“Bear one another’s burdens and in this way fulfill the law of Christ,” writes Paul to the community in Galatia.
Since I woke up this morning, far earlier than was necessary or desired, I have had this verse on my mind. It’s always been my own personal gospel, the way in which I’ve come to understand how to follow Jesus. But this morning, these words have held even more import. I share them with you now.
I’ve been thinking about those early Christian communities, like the one in Galatia to which Paul was writing, the ones who fiercely struggled to become community and then struggled more in order to act and live as one. They knew well the challenge of being a collective expression of the Body of Christ. They contended with divisions cropping up quickly…whose agenda was a priority, whose needs were the greatest, who was in and who was out. They dealt with the troubling ease with which folks lose a perspective of faith and adopt one of fear. And those earliest communities, right from the start, always felt the strain of scarcity, even as they sought to share God’s abundant love and grace for the world.
But those flocks from Galatia to Corinth to Ephesus to Rome also knew well the blessing of community. They’d had to forge it against normative culture and religion and in spite of suppressive powers and governments over them. It was much harder for them to take it for granted, just by virtue of the difficulty to simply be together in life and faith. It was not always safe. It was not a given. Those communities had to learn to be nimble, responsive, and to adapt to a shifting terrain. They had to learn to be together, even when they couldn’t be physically present with one another.
It’s why Paul wrote letters to begin with. And thank God he did! They needed to stay in touch with each other, remain a part of a larger whole, to draw energy and encouragement, to cultivate focus and faith. They needed each other.
We need each other, too.

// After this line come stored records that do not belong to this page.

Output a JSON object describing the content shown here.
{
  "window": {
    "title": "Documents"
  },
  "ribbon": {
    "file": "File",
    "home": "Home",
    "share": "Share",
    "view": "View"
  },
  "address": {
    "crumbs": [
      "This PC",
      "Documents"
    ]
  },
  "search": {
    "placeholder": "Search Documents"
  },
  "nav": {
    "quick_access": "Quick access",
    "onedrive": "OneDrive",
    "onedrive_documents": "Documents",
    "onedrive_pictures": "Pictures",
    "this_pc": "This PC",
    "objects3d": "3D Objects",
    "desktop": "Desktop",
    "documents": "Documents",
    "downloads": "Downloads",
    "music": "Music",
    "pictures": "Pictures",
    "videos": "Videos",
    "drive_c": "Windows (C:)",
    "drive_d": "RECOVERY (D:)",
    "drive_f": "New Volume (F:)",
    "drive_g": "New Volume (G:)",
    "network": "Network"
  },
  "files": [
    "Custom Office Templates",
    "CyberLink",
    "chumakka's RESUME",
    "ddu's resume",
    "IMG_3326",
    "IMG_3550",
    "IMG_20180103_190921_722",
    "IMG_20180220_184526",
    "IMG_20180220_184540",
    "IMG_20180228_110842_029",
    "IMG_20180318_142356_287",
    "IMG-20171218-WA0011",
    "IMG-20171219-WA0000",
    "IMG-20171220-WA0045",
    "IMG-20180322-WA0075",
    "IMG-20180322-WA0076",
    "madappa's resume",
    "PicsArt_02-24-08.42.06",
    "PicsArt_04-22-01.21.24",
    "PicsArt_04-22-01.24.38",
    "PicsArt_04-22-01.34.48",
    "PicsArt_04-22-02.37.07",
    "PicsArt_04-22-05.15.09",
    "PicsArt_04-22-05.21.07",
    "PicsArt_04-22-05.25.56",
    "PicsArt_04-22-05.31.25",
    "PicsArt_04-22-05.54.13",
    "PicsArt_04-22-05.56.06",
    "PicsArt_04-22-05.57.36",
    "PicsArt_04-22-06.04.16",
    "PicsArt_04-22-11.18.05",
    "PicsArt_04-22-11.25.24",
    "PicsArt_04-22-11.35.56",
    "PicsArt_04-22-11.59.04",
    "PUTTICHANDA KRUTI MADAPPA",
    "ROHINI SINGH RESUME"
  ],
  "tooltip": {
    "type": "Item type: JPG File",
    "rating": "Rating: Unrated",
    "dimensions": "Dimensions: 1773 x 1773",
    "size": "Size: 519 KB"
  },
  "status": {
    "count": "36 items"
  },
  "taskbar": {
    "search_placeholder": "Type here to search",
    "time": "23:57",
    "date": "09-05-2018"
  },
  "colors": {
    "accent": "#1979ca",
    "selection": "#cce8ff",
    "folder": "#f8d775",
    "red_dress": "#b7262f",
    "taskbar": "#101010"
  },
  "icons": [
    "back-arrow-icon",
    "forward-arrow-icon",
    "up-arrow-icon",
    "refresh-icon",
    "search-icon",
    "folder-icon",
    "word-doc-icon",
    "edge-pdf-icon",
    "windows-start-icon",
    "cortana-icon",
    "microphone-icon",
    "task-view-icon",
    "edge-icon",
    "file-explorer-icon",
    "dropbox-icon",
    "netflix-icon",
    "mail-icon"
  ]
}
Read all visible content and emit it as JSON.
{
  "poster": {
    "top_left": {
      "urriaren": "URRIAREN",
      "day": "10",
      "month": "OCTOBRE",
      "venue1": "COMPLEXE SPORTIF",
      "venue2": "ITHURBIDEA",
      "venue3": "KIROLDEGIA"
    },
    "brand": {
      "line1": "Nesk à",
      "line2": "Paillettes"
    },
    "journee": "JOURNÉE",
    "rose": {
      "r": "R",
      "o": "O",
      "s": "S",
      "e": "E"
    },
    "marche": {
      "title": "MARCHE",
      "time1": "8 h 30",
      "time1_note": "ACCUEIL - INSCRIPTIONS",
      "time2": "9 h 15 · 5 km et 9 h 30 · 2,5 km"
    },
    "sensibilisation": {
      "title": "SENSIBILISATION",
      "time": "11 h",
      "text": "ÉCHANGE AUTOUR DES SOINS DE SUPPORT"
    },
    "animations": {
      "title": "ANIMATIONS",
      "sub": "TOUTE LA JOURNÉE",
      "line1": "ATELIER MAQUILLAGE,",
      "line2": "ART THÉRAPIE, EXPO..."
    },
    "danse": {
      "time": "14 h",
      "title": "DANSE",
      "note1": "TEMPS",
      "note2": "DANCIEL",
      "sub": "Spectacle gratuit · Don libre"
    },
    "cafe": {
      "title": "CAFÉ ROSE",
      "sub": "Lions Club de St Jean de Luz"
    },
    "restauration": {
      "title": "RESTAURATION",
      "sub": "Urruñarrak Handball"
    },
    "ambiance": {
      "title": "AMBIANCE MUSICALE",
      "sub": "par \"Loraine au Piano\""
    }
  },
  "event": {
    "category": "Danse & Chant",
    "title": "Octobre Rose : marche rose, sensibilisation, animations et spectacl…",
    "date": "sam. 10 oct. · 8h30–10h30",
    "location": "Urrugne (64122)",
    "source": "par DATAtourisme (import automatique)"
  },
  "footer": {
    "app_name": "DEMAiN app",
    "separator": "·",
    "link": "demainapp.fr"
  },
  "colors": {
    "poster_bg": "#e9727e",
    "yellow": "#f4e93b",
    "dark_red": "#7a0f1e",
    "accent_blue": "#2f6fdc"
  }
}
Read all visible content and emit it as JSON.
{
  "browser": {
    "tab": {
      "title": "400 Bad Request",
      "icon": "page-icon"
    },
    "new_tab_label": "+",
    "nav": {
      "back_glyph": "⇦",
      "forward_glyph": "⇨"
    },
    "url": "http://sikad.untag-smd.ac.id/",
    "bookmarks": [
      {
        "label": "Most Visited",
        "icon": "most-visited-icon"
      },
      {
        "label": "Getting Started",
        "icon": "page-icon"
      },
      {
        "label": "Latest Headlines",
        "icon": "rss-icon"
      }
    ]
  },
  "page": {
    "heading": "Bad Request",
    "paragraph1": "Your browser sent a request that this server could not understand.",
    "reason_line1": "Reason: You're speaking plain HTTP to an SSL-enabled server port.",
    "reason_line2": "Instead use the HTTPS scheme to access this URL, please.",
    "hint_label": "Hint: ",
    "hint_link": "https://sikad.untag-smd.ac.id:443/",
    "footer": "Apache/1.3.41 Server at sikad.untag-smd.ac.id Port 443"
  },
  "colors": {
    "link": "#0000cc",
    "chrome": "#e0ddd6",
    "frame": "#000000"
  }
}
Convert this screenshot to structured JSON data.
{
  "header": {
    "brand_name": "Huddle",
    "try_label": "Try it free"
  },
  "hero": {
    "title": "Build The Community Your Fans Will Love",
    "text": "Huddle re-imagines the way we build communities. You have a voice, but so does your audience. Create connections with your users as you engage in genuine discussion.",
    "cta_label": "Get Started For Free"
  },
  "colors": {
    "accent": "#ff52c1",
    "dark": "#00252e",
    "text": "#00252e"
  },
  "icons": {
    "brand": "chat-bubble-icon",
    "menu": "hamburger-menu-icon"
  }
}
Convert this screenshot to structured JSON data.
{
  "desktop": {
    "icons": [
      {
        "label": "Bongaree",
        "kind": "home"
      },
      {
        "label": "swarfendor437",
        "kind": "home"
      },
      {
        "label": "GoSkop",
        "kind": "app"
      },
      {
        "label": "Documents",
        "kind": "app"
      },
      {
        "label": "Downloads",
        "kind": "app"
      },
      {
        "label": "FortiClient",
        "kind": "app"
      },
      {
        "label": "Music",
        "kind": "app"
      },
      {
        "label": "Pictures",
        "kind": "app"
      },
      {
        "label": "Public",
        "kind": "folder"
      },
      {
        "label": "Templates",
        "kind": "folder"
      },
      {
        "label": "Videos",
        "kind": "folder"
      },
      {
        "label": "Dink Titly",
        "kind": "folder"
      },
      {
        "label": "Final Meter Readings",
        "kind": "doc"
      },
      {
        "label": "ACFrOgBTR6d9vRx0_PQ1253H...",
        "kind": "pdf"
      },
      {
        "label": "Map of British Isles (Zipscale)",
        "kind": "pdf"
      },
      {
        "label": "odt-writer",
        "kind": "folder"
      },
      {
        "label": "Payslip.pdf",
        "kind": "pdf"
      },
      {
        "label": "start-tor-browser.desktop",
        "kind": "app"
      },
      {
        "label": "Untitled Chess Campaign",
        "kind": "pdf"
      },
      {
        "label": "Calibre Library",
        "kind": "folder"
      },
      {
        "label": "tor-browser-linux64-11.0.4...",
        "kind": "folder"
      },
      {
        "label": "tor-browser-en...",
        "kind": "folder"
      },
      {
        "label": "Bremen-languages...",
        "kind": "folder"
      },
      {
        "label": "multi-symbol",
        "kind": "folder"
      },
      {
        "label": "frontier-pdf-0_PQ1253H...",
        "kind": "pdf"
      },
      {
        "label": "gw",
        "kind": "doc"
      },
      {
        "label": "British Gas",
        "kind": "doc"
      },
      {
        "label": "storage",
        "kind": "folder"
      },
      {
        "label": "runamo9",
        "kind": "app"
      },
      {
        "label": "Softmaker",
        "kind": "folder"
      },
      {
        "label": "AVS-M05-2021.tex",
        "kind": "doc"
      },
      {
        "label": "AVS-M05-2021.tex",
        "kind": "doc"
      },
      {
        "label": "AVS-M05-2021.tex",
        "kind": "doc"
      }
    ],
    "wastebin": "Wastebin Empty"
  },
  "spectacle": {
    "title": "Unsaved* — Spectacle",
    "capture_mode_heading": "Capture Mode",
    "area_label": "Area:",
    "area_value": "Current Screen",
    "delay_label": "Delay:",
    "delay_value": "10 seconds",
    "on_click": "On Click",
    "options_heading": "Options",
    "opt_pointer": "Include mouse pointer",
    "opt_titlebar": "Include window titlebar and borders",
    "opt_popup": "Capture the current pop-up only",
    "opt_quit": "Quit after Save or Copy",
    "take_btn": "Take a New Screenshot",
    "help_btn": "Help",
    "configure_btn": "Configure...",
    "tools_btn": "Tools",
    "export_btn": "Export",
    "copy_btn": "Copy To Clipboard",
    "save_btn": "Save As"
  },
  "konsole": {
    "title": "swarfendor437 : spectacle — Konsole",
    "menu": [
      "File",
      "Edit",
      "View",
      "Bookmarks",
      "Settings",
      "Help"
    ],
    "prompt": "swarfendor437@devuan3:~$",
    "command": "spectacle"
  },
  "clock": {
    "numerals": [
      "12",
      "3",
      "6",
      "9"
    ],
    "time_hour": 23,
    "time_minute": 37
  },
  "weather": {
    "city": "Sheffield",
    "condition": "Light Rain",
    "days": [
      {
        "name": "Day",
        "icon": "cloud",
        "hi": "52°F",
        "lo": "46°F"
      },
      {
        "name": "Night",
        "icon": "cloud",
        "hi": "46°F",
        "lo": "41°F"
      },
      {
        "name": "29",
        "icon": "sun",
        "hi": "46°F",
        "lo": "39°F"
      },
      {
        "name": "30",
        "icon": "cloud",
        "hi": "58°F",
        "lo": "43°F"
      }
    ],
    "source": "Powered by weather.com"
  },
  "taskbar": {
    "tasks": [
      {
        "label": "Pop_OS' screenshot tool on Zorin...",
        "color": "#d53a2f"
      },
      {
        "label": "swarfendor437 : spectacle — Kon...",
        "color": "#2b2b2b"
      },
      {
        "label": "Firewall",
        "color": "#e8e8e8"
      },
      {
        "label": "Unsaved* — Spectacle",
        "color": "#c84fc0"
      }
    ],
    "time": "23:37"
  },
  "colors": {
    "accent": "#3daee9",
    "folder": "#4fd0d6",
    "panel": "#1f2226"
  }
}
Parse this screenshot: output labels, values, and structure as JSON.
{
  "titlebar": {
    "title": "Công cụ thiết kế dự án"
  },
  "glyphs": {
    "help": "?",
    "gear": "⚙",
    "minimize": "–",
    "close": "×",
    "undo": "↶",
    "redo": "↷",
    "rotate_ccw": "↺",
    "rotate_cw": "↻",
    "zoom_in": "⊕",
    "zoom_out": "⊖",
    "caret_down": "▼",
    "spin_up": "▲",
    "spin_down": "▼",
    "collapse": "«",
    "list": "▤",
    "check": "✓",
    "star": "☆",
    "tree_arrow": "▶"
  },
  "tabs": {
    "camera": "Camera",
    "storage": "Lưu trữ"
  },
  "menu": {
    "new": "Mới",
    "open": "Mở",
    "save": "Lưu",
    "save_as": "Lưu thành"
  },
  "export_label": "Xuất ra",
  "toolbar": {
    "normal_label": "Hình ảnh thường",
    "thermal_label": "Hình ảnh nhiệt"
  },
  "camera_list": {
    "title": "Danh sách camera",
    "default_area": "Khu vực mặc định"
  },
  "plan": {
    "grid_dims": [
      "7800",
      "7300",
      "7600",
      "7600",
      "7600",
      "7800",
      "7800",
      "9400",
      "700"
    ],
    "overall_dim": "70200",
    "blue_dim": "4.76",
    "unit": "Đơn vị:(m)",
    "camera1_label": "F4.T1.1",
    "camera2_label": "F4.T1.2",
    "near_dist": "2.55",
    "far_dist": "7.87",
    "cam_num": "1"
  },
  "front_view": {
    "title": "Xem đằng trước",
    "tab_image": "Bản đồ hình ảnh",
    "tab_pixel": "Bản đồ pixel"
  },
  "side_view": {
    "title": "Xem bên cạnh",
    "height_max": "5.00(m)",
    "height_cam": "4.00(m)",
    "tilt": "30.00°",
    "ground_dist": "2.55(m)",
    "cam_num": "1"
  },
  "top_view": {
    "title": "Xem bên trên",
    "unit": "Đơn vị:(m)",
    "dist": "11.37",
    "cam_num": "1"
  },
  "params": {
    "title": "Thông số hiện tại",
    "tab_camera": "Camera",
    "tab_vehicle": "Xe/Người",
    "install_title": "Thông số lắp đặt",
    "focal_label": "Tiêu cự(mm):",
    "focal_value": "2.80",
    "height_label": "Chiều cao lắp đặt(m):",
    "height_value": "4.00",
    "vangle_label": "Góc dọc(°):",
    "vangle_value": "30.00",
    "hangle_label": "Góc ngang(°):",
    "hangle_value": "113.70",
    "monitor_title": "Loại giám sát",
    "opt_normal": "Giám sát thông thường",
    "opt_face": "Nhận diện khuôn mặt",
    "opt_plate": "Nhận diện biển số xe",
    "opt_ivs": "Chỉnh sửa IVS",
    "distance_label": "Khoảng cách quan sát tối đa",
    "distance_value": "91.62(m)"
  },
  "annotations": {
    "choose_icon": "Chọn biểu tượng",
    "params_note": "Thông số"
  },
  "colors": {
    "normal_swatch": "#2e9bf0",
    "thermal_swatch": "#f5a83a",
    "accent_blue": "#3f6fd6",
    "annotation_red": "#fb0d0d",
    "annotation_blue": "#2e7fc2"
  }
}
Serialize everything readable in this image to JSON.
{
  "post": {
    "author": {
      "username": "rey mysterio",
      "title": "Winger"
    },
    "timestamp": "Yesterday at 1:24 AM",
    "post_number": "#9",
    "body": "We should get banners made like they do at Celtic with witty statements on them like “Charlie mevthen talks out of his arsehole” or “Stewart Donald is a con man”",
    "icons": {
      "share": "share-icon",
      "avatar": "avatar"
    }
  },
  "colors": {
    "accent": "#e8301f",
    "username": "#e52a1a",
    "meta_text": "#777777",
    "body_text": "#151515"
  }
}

Things are changing from day to day and we are doing our best to prioritize the safety and well-being of the church and our larger building community, as well as those we all serve. But our other priority, equal in import, is to care for each other, to remain connected, to bear one another’s burdens. We are church, even when we cannot gather together physically. We can draw wisdom and learning from the practice of those early communities about how to stay connected and continue to be a source of support, prayer, and care for each other.
Taking inspiration from St. Paul and to help facilitate that process, we are creating Connect & Care groups. These are inter-generational small groups with an appointed lay leader who will serve as a facilitator and convener. Each group will have about 12 people in it. By Sunday, 3/15, you should receive an email from a lay leader, inviting you to participate and asking for your response to confirm that you want to join. Each week, on Monday, you’ll receive an email from your facilitator. You’ll be invited to join in a conversation over email throughout the week.
You’ll be able to share joys and concerns, respond to shared scriptures, poems, liturgy, or music. And you’ll be able to, among your group, talk with one another about how you might need support. That conversation can develop and deepen throughout the week. Then, on Sundays at an appointed time following worship, each group will get on a call. We are working out details on how to roll this out, but feel confident we can do this. On that call, your group can share with one another and pray together.
If you know of someone who is a part of our community who is not on our e-blast and would like to be in a group, please share that information with me by email at Lea@stpaulandstandrew.org. If you don’t receive an email by Sunday at 11am, please email me and let me know.
It is our hope that the Connect & Care groups, as well as a worship service either in-person or live-streamed, can mitigate social distancing by increasing our spiritual and emotional proximity to one another. May God continue to bless us through this spiritual home that nurtures and nourishes our souls.
Be at peace,